Court Nos. 2013-CR-0344
Joel Sitterly, Special Prosecuting Attorney, for appellee.
Douglas Leavell, pro se.
DECISION AND JUDGMENT
1} Defendant-appellant, Douglas Leavell, has
commenced this pro se appeal challenging the March 2, 2017
judgment of the Erie County Court of Common Pleas which
denied appellant's motions to vacate and dismiss his
various convictions. Because we find that appellant waived
any issues regarding the institution and manner of
prosecution, we affirm.
2} On October 9, 2013, appellant was indicted in
this case on possession of cocaine, assault, and criminal
damaging. The indictment was signed by a special prosecutor.
Appellant entered a no contest plea and was sentenced on this
case and a related case, case No. 2014-CR-389, in which he
was convicted of several drug offenses, including trafficking
in heroin and possession. His conviction was affirmed by this
court in State v. Leavell, 6th Dist. Erie Nos.
E-15-030, E-15-031, 2016-Ohio-5275.
3} On October 3, 2016, appellant filed a motion to
"set aside convictions" pursuant to R.C.
305.14(A). Appellant argued that the record did not
contain any record of the special prosecutor being appointed
by the court. On November 16, 2016, appellant filed an
additional motion to vacate his convictions arguing that
because the special prosecutor was not appointed in
accordance with the law, the court lacked subject matter
jurisdiction and his subsequent convictions were void.
4} The state filed its response on February 10,
2017. The state first argued that the claims were for
postconviction relief and were time-barred under R.C.
2953.23(A)(2). The state further claimed that the arguments
were barred by the doctrine of res judicata as they should
have been raised either in the trial court or on direct
appeal. Finally, the state argued that appellant failed to

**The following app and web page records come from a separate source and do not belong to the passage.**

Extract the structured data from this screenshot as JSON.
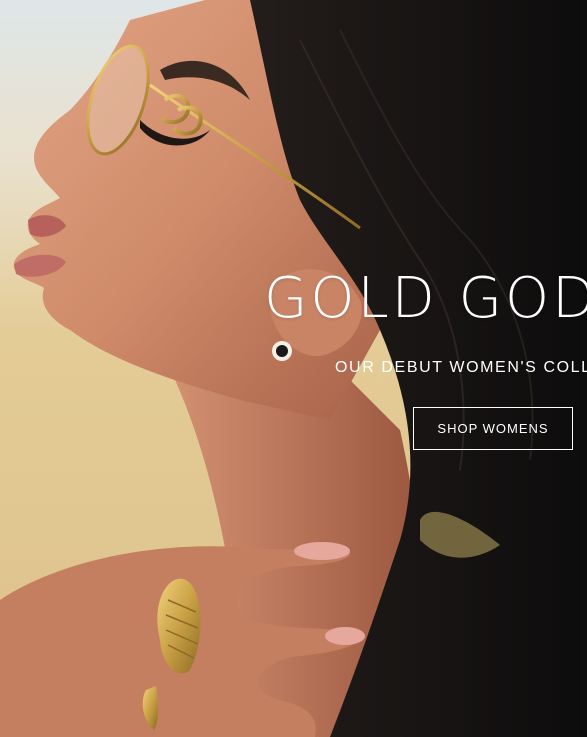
{
  "hero": {
    "headline": "GOLD GOD",
    "subheadline": "OUR DEBUT WOMEN'S COLLE",
    "cta_label": "SHOP WOMENS"
  },
  "colors": {
    "text": "#ffffff",
    "hair": "#121212",
    "skin": "#d08d6c",
    "gold": "#c9a045",
    "background_sand": "#e3c98f",
    "sky": "#dbe6ea"
  }
}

claim any constitutional error; i.e., that the error affected
the outcome of the case.
5} On March 2, 2017, the trial court agreed with the
state that the postconviction relief motions were untimely
and that they were barred by res judicata. This appeal
followed with appellant raising two assignments of error for
Assignment of Error No. I. The trial court errored [sic] in
allowing the Erie County Prosecutor to go outside his
authority and jurisdiction to appoint his colleague special
prosecutor on several occasions.
Assignment of Error No. II. The trial court errored [sic] by
making the ruling of res judicata and construing this matter
as a petition for postconviction relief.
6} In appellant's first assignment of error he
argues that the trial court erred by allowing the Erie County
Prosecutor's office to appoint a special prosecutor
without petitioning the court as required under R.C. 2941.63.
This, appellant argues, divested the trial court from
jurisdiction over the case and his conviction is void. The
state does not dispute that proper procedures may not have
been followed; rather, the state makes three arguments: that
the postconviction relief motion was time-barred under R.C.
2953.21, that it was barred by res judicata, and that because
the errors claimed in the motions were not raised on direct
appeal they were waived.
7} "[S]ubject-matter jurisdiction involves a
court's power to hear a case, the issue can never be
waived of forfeited and may be raised at any time."
State v. Mbodji, 129 Ohio St.3d 325, 2011-Ohio-2880,
951 N.E.2d 1025, ¶ 10. A common pleas court has original
jurisdiction in felony cases, and its jurisdiction is invoked
by the return of an indictment. State v. Richardson,
2d Dist. Montgomery No. 20537, 2005-Ohio-2865, ¶ 3,
citing Click v. Eckle, 174 Ohio St. 88, 89, 186
N.E.2d 731 (1962); R.C. 2931.03.
8} Where an "unauthorized person"
conducted grand jury proceedings and an indictment was
returned, the Fourth Appellate District, relying on Crim.R.
12(C) (2), concluded that although the failure to properly
appoint the individual was error, the defendant's failure
to timely object waived all but plain error. State v.
Owens, 4th Dist. Gallia No. 14CA9, 2016-Ohio-176, ¶
31. The court rejected the appellant's claim that the
error was "structural" and required an automatic
reversal. Id. ...